_ACTION ITEM_
Show every line in the entries below where the word "điều" appears.
——————
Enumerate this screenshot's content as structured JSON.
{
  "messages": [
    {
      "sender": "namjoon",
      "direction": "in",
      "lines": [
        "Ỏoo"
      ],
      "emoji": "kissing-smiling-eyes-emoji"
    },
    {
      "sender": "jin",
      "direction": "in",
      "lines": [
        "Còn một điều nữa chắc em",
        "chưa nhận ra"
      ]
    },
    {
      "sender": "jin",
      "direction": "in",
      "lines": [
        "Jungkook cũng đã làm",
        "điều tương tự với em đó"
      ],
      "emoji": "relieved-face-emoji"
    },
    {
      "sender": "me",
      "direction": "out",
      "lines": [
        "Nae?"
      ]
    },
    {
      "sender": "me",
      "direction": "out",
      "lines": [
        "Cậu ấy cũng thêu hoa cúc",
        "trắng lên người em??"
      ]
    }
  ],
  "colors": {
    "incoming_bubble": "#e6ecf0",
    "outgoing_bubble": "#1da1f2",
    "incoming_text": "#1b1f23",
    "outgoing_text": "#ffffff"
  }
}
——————
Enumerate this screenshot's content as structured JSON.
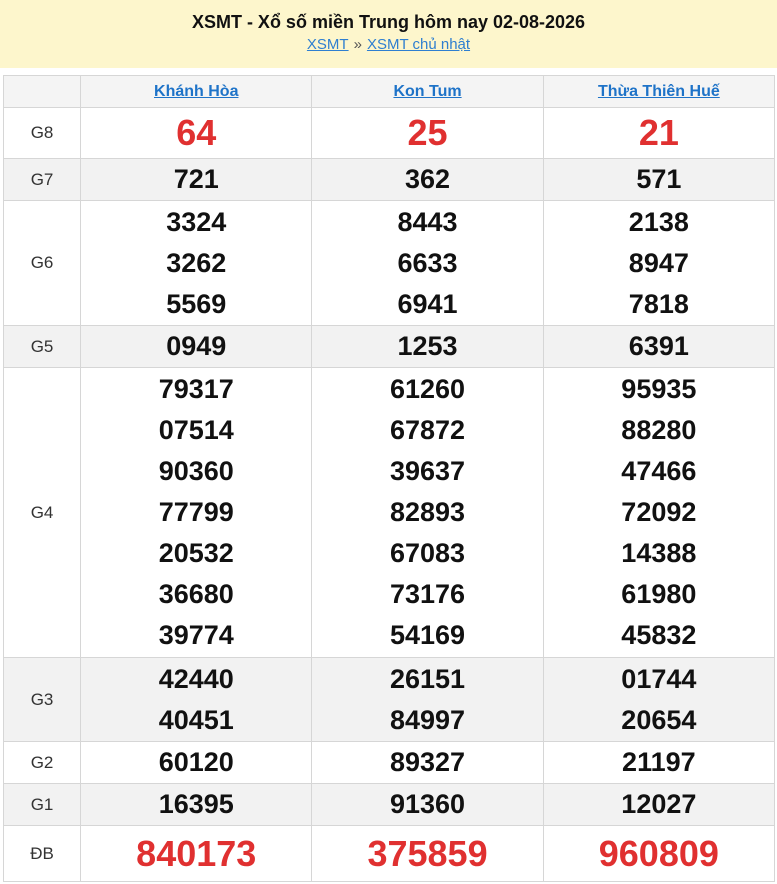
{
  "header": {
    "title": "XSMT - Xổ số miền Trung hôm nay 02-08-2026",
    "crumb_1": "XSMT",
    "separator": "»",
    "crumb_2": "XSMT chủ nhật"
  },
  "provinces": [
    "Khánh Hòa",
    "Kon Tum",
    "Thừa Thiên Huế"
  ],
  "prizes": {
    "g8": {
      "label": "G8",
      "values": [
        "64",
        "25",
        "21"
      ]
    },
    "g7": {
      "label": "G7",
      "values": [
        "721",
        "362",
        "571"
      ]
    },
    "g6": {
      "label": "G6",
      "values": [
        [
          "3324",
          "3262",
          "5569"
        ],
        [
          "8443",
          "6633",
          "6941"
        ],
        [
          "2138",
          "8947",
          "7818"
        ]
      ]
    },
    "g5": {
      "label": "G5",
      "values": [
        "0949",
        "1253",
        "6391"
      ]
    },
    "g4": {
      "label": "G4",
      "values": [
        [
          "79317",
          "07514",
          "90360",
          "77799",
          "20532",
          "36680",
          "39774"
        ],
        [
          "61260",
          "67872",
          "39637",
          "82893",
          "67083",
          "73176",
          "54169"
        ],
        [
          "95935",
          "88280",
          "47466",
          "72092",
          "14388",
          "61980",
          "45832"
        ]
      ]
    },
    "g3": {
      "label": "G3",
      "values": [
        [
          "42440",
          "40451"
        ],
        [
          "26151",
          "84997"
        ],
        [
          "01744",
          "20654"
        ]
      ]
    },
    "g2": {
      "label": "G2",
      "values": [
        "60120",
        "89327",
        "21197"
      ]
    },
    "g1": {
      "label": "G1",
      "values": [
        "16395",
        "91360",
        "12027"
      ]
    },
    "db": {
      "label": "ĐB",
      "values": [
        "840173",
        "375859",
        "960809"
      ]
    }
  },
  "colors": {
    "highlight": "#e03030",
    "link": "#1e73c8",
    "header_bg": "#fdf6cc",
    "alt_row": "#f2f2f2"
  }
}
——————
_YOUR SOLUTION_
        "Còn một điều nữa chắc em",
        "điều tương tự với em đó"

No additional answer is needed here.